Friction stir welding (FSW) is a solid-state welding process which utilizes a non-consumable, rotating tool to generate frictional heat within base metals while simultaneously contributing to the mechanical mixing of the materials. Tool selection has become known as the most influential aspect of the FSW process. Conventionally, the tool is responsible for the heat generated during welding, as well as the mixing of the base metals. A threaded, cylindrical pin with a concave shoulder is typically used; however, complex tool geometries have produced significant improvements.
The toolpath used conventionally in FSW is fixed parallel to the weld seam. This offers a simple and effective approach to FSW, as it does not require any advanced programming to generate this type of path. An offset may be applied in which a larger portion of the tool travels along one material. This was found to influence the strength of welds of dissimilar materials. While temperature was not recorded within these studies, it is hypothesized that this technique may be used to bias the heat generated within the workpiece to achieve a desired temperature. However, this is likely at the sacrifice of reduced intermixing of the base metals because of the limited reach of the tool into one of the materials.
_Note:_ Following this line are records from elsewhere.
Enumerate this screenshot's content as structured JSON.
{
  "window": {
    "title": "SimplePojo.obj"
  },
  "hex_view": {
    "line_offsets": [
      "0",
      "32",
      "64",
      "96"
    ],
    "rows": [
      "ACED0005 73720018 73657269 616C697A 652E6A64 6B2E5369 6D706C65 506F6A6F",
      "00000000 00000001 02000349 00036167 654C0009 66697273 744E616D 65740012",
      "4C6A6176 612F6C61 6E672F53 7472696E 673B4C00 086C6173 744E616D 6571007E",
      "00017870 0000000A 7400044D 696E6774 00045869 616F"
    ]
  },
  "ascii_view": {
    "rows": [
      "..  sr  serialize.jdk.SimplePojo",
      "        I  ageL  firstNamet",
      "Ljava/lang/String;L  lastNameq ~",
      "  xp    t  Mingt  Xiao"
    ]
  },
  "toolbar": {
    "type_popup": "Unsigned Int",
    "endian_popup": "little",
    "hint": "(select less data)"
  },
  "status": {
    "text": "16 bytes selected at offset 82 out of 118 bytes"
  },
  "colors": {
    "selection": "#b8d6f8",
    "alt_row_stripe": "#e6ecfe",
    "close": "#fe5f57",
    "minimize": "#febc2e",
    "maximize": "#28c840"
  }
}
The path tested herein formed a curling pattern in which the tool crossed the seam of the joint traveling approximately perpendicular to it. The aim of this toolpath is to promote the intermixing of the base metals, which is typically accomplished through tool selection. A distinct advantage of toolpath modification over complex tool use is its high level of flexibility. Complex tooling does not easily allow for alteration of parameters, which may be necessary for successful welding of different materials. The use of a complex toolpath, however, removes this limitation, as the toolpath may be changed expeditiously according to the material/desired outcomes. Another advantage this toolpath has over complex tooling is its relatively low investment cost. Additionally, it is hypothesized that this toolpath will offer the user greater control over temperature distribution due to the asymmetric shape of the toolpath.
While the greatest advantage of this toolpath may be realized when welding dissimilar metals, this initial investigation explored the welding of 6061-T651 aluminum. A critical modification of this tool is the convex shoulder, shown exaggerated in the figure. Conventional cylindrical FSW tools are axially angled towards the trailing end of the toolpath to mitigate plowing of the material from the leading edge of the tool and to force material into any voids which may form during welding. By creating an angled shoulder, plowing of the material can be largely eliminated; however, this is at the cost of creating large voids.
Throughout all tests, the tool's rotational speed was maintained at 1800 rpm clockwise. The tool was plunged to 1.99 mm (halfway up the angled shoulder) at a rate of 2.92 mm/min. Once this depth was reached, the tool was set to dwell for 30 seconds. The tool then traveled at 152.4 mm/min while following the tool path. Temperature was measured utilizing thermocouples placed offset from the seam of the weld. Tensile strength was measured at two different locations relative to the path.
The maximum temperature is not seen directly at the seam of the weld for tests exhibiting the curly toolpath. A maximum of +14.6% and minimum of -4.5% temperature difference between the seam and 6.35 mm from the seam was discovered. The difference between temperatures at the measured locations was found to be highly dependent on the amplitude of the path, while the amplitude of the temperature was found to be dependent on the wavelength. It was found that as amplitude increases, higher temperatures are found further from the seam of the weld and as wavelength increases, temperature magnitude decreases. This intuitive trend can be explained as an increase in energy input to the workpiece resulting from a longer toolpath.
It was found that a majority of tests displayed a positive relationship between welding force and welding temperature. It is hypothesized that the increase in temperature strengthened the material. Conventional toolpaths would not be affected by this increase in strength since strengthening would occur at the trailing edge of the tool and the thermal softening effects of the temperature increase would dominate over any strengthening of the material. However, because the curly toolpath passes over material which has been previously welded, it is possible that the strengthening of the material becomes crucial.
The curly toolpath resulted in an improvement in tensile strength over the conventional FSW toolpath for various parameters. The greatest improvement in average tensile strength was 22.2% relative to the conventional FSW toolpath. A decreasing trend was found in tensile strength as the overlap is increased. The location of the tensile test relative to the toolpath produced a significant difference.
The use of a complex, curly toolpath was investigated herein for its feasibility for use in FSW. A cylindrical pin was used throughout testing without an axial tilt. For the parameters tested, it was found that the curly toolpath is able to improve the strength of the weld by a maximum of 22.2%. Additionally, utilizing the curly toolpath was able to close visible voids apparent in baseline testing. Several trends were determined between the tested parameters, such as a negative relationship between wavelength and welding temperature and a positive relationship between wavelength and tensile strength. However, these relationships cannot be generalized for all tests, as they depend on several other factors.
A supplemental study was conducted in which the tool’s rotation was reversed. This caused significantly less void creation, leading to a 34.9% increase in strength over the conventional toolpath. This result provides evidence towards the significance of tool rotation when using this type of tool and toolpath. Therefore, future studies will incorporate both clockwise and counterclockwise rotations.